**Task directions:**
Write out the entries once more, exactly as they appear.

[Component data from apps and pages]
===

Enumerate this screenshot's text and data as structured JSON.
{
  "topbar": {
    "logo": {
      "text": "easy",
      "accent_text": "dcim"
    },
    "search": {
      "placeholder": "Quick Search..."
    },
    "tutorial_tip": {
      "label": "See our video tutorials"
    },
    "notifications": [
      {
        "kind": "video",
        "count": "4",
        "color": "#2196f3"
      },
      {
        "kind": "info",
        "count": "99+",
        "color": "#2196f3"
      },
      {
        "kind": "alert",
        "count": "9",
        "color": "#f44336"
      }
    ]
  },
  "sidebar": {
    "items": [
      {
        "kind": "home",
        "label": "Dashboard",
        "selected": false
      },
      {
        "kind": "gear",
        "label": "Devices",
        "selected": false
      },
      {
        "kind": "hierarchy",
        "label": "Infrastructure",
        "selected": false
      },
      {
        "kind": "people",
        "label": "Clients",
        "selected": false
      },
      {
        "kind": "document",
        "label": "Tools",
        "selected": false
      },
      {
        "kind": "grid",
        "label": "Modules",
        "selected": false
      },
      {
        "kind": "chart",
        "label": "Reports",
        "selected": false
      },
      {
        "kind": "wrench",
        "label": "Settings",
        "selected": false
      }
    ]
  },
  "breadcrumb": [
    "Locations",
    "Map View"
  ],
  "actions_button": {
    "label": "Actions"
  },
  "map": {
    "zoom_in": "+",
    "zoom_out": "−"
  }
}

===

**Answer to this problem:**
Enumerate this screenshot's text and data as structured JSON.
{
  "topbar": {
    "logo": {
      "text": "easy",
      "accent_text": "dcim"
    },
    "search": {
      "placeholder": "Quick Search..."
    },
    "tutorial_tip": {
      "label": "See our video tutorials"
    },
    "notifications": [
      {
        "kind": "video",
        "count": "4",
        "color": "#2196f3"
      },
      {
        "kind": "info",
        "count": "99+",
        "color": "#2196f3"
      },
      {
        "kind": "alert",
        "count": "9",
        "color": "#f44336"
      }
    ]
  },
  "sidebar": {
    "items": [
      {
        "kind": "home",
        "label": "Dashboard",
        "selected": false
      },
      {
        "kind": "gear",
        "label": "Devices",
        "selected": false
      },
      {
        "kind": "hierarchy",
        "label": "Infrastructure",
        "selected": false
      },
      {
        "kind": "people",
        "label": "Clients",
        "selected": false
      },
      {
        "kind": "document",
        "label": "Tools",
        "selected": false
      },
      {
        "kind": "grid",
        "label": "Modules",
        "selected": false
      },
      {
        "kind": "chart",
        "label": "Reports",
        "selected": false
      },
      {
        "kind": "wrench",
        "label": "Settings",
        "selected": false
      }
    ]
  },
  "breadcrumb": [
    "Locations",
    "Map View"
  ],
  "actions_button": {
    "label": "Actions"
  },
  "map": {
    "zoom_in": "+",
    "zoom_out": "−"
  }
}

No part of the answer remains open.